**ACTIVITY**
Without any alteration, retype the records that appear below.

━━━━━━━━━━━━━━━━━━━━

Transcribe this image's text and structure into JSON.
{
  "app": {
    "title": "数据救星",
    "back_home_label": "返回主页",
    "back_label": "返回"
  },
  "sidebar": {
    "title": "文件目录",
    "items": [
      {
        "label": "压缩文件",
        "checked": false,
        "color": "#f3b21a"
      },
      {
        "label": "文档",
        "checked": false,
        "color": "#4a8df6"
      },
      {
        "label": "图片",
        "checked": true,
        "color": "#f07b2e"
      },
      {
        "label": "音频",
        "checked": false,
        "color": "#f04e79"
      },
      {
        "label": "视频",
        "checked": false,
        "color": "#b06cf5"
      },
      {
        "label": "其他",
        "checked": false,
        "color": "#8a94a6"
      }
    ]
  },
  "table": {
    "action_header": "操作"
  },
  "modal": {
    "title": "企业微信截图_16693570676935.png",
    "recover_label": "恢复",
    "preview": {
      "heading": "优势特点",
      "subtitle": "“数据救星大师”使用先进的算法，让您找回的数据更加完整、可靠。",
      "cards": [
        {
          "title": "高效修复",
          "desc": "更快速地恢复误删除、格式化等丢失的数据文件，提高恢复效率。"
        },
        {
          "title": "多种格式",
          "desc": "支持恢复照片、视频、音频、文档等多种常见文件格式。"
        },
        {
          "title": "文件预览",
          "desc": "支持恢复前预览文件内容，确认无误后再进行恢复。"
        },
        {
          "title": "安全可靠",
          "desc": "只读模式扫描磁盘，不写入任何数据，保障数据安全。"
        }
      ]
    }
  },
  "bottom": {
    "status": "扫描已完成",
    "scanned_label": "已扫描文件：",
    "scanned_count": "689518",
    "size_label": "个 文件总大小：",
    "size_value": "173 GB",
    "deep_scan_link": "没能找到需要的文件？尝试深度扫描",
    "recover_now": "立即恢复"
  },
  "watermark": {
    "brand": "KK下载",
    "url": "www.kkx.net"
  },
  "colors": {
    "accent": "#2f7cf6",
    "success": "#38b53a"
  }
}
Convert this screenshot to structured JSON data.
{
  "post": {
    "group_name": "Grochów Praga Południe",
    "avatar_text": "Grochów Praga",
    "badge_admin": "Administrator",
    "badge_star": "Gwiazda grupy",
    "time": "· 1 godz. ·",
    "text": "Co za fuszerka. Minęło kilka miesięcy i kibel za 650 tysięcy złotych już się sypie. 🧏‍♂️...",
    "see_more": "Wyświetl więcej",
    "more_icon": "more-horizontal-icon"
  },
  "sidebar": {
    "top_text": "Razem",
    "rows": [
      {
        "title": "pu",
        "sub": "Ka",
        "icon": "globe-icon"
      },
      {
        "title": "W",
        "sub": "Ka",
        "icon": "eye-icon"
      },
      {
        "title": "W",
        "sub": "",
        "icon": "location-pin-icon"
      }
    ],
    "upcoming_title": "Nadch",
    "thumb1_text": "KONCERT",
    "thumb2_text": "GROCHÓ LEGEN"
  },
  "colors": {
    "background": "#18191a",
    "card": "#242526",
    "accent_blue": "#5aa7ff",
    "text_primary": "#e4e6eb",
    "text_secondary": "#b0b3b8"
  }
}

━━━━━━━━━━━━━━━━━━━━

**YOUR RESPONSE**
Transcribe this image's text and structure into JSON.
{
  "app": {
    "title": "数据救星",
    "back_home_label": "返回主页",
    "back_label": "返回"
  },
  "sidebar": {
    "title": "文件目录",
    "items": [
      {
        "label": "压缩文件",
        "checked": false,
        "color": "#f3b21a"
      },
      {
        "label": "文档",
        "checked": false,
        "color": "#4a8df6"
      },
      {
        "label": "图片",
        "checked": true,
        "color": "#f07b2e"
      },
      {
        "label": "音频",
        "checked": false,
        "color": "#f04e79"
      },
      {
        "label": "视频",
        "checked": false,
        "color": "#b06cf5"
      },
      {
        "label": "其他",
        "checked": false,
        "color": "#8a94a6"
      }
    ]
  },
  "table": {
    "action_header": "操作"
  },
  "modal": {
    "title": "企业微信截图_16693570676935.png",
    "recover_label": "恢复",
    "preview": {
      "heading": "优势特点",
      "subtitle": "“数据救星大师”使用先进的算法，让您找回的数据更加完整、可靠。",
      "cards": [
        {
          "title": "高效修复",
          "desc": "更快速地恢复误删除、格式化等丢失的数据文件，提高恢复效率。"
        },
        {
          "title": "多种格式",
          "desc": "支持恢复照片、视频、音频、文档等多种常见文件格式。"
        },
        {
          "title": "文件预览",
          "desc": "支持恢复前预览文件内容，确认无误后再进行恢复。"
        },
        {
          "title": "安全可靠",
          "desc": "只读模式扫描磁盘，不写入任何数据，保障数据安全。"
        }
      ]
    }
  },
  "bottom": {
    "status": "扫描已完成",
    "scanned_label": "已扫描文件：",
    "scanned_count": "689518",
    "size_label": "个 文件总大小：",
    "size_value": "173 GB",
    "deep_scan_link": "没能找到需要的文件？尝试深度扫描",
    "recover_now": "立即恢复"
  },
  "watermark": {
    "brand": "KK下载",
    "url": "www.kkx.net"
  },
  "colors": {
    "accent": "#2f7cf6",
    "success": "#38b53a"
  }
}
Convert this screenshot to structured JSON data.
{
  "post": {
    "group_name": "Grochów Praga Południe",
    "avatar_text": "Grochów Praga",
    "badge_admin": "Administrator",
    "badge_star": "Gwiazda grupy",
    "time": "· 1 godz. ·",
    "text": "Co za fuszerka. Minęło kilka miesięcy i kibel za 650 tysięcy złotych już się sypie. 🧏‍♂️...",
    "see_more": "Wyświetl więcej",
    "more_icon": "more-horizontal-icon"
  },
  "sidebar": {
    "top_text": "Razem",
    "rows": [
      {
        "title": "pu",
        "sub": "Ka",
        "icon": "globe-icon"
      },
      {
        "title": "W",
        "sub": "Ka",
        "icon": "eye-icon"
      },
      {
        "title": "W",
        "sub": "",
        "icon": "location-pin-icon"
      }
    ],
    "upcoming_title": "Nadch",
    "thumb1_text": "KONCERT",
    "thumb2_text": "GROCHÓ LEGEN"
  },
  "colors": {
    "background": "#18191a",
    "card": "#242526",
    "accent_blue": "#5aa7ff",
    "text_primary": "#e4e6eb",
    "text_secondary": "#b0b3b8"
  }
}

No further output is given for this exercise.